ABOUT THIS EXERCISE: In the records below, some lines hold the word "ditt". Copy each of those lines.

LISTED ENTRIES:
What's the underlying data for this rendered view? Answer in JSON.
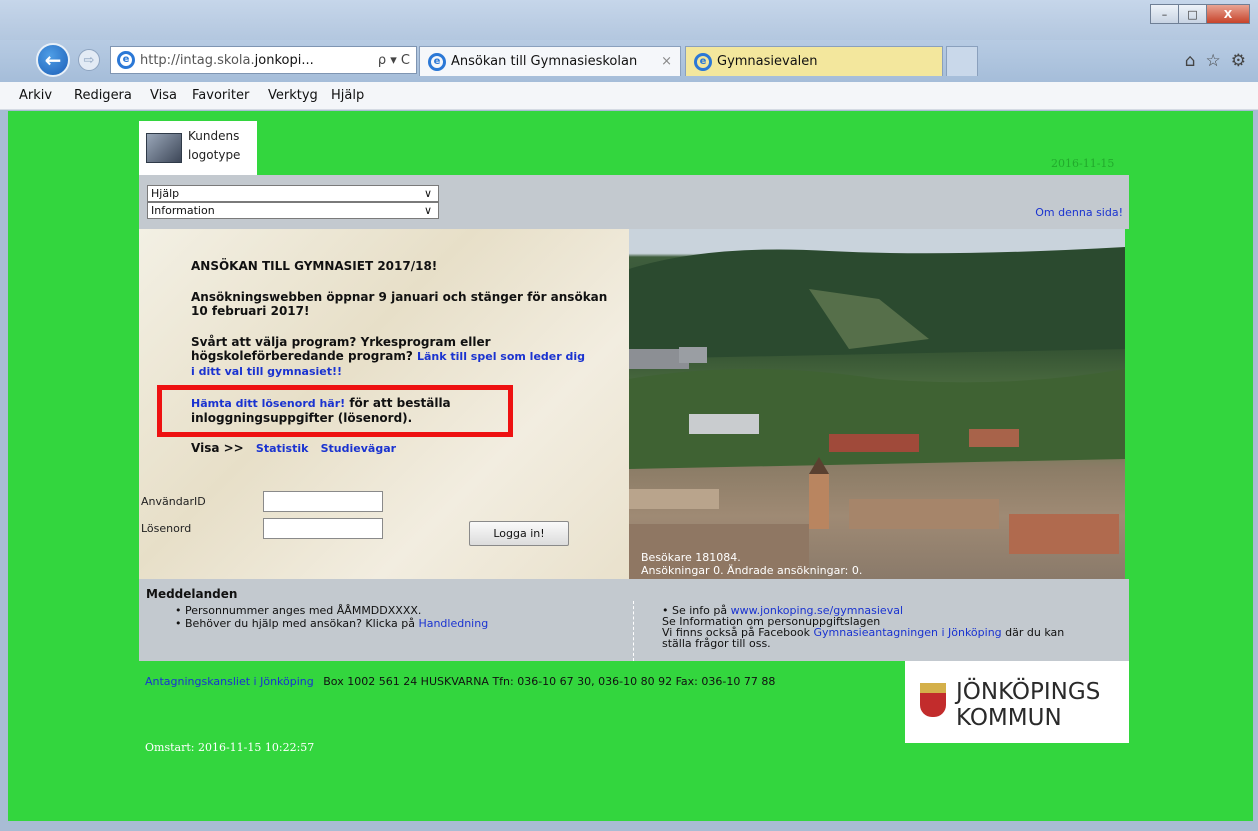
{
  "window": {
    "minimize": "–",
    "maximize": "□",
    "close": "X"
  },
  "browser": {
    "back_glyph": "←",
    "forward_glyph": "⇨",
    "address_prefix": "http://intag.skola.",
    "address_host": "jonkopi...",
    "address_tools": "ρ ▾ C",
    "tabs": [
      {
        "label": "Ansökan till Gymnasieskolan",
        "close": "×"
      },
      {
        "label": "Gymnasievalen"
      }
    ],
    "home_glyph": "⌂",
    "fav_glyph": "☆",
    "settings_glyph": "⚙"
  },
  "menu": [
    "Arkiv",
    "Redigera",
    "Visa",
    "Favoriter",
    "Verktyg",
    "Hjälp"
  ],
  "page": {
    "logo": {
      "line1": "Kundens",
      "line2": "logotype"
    },
    "date_top": "2016-11-15",
    "selects": [
      {
        "value": "Hjälp",
        "chevron": "∨"
      },
      {
        "value": "Information",
        "chevron": "∨"
      }
    ],
    "om_link": "Om denna sida!",
    "content": {
      "heading": "ANSÖKAN TILL GYMNASIET 2017/18!",
      "dates": "Ansökningswebben öppnar 9 januari och stänger för ansökan 10 februari 2017!",
      "choose_text": "Svårt att välja program? Yrkesprogram eller högskoleförberedande program?",
      "choose_link": "Länk till spel som leder dig i ditt val till gymnasiet!!",
      "password_link": "Hämta ditt lösenord här!",
      "password_text": " för att beställa inloggningsuppgifter (lösenord).",
      "visa_label": "Visa >>",
      "statistik_link": "Statistik",
      "studievagar_link": "Studievägar"
    },
    "login": {
      "user_label": "AnvändarID",
      "password_label": "Lösenord",
      "button": "Logga in!"
    },
    "photo_overlay": {
      "visitors": "Besökare 181084.",
      "applications": "Ansökningar 0. Ändrade ansökningar: 0."
    },
    "messages": {
      "title": "Meddelanden",
      "left": [
        {
          "text": "Personnummer anges med ÅÅMMDDXXXX.",
          "link": ""
        },
        {
          "text": "Behöver du hjälp med ansökan? Klicka på ",
          "link": "Handledning"
        }
      ],
      "right_info_text": "Se info på ",
      "right_info_link": "www.jonkoping.se/gymnasieval",
      "right_pul": "Se Information om personuppgiftslagen",
      "right_fb_text": "Vi finns också på Facebook ",
      "right_fb_link": "Gymnasieantagningen i Jönköping",
      "right_fb_suffix": " där du kan",
      "right_fb_line2": "ställa frågor till oss.",
      "bullet": "•"
    },
    "footer": {
      "office_link": "Antagningskansliet i Jönköping",
      "address": "Box 1002   561 24 HUSKVARNA   Tfn: 036-10 67 30, 036-10 80 92   Fax: 036-10 77 88"
    },
    "kommun": {
      "line1": "JÖNKÖPINGS",
      "line2": "KOMMUN"
    },
    "omstart": "Omstart: 2016-11-15 10:22:57"
  },
  "colors": {
    "page_background": "#33d63e",
    "link": "#1a33d0",
    "highlight_box": "#ee1111",
    "panel_grey": "#c3c9cf"
  }
}
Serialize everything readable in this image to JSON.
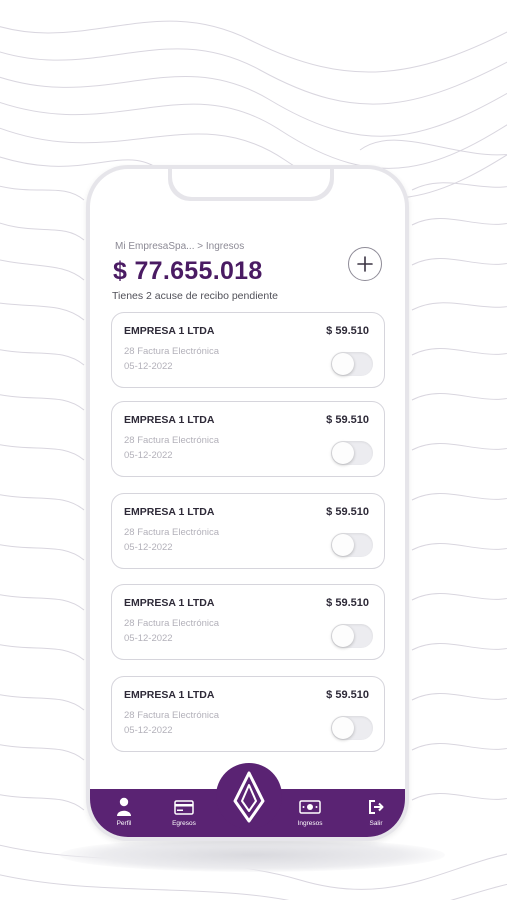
{
  "breadcrumb": "Mi EmpresaSpa... > Ingresos",
  "balance": "$ 77.655.018",
  "pending_notice": "Tienes 2 acuse de recibo pendiente",
  "add_button": {
    "icon": "plus-icon"
  },
  "invoices": [
    {
      "company": "EMPRESA 1 LTDA",
      "amount": "$ 59.510",
      "doc": "28 Factura Electrónica",
      "date": "05-12-2022",
      "acknowledged": false
    },
    {
      "company": "EMPRESA 1 LTDA",
      "amount": "$ 59.510",
      "doc": "28 Factura Electrónica",
      "date": "05-12-2022",
      "acknowledged": false
    },
    {
      "company": "EMPRESA 1 LTDA",
      "amount": "$ 59.510",
      "doc": "28 Factura Electrónica",
      "date": "05-12-2022",
      "acknowledged": false
    },
    {
      "company": "EMPRESA 1 LTDA",
      "amount": "$ 59.510",
      "doc": "28 Factura Electrónica",
      "date": "05-12-2022",
      "acknowledged": false
    },
    {
      "company": "EMPRESA 1 LTDA",
      "amount": "$ 59.510",
      "doc": "28 Factura Electrónica",
      "date": "05-12-2022",
      "acknowledged": false
    }
  ],
  "nav": {
    "perfil": {
      "label": "Perfil",
      "icon": "user-icon"
    },
    "egresos": {
      "label": "Egresos",
      "icon": "card-icon"
    },
    "home": {
      "icon": "logo-icon"
    },
    "ingresos": {
      "label": "Ingresos",
      "icon": "cash-icon"
    },
    "salir": {
      "label": "Salir",
      "icon": "logout-icon"
    }
  },
  "colors": {
    "brand": "#5a2373",
    "balance_text": "#4a1b63",
    "card_border": "#d6d5dc"
  }
}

TASK RESPONSE:
      "choose_link": "Länk till spel som leder dig i ditt val till gymnasiet!!",
      "password_link": "Hämta ditt lösenord här!",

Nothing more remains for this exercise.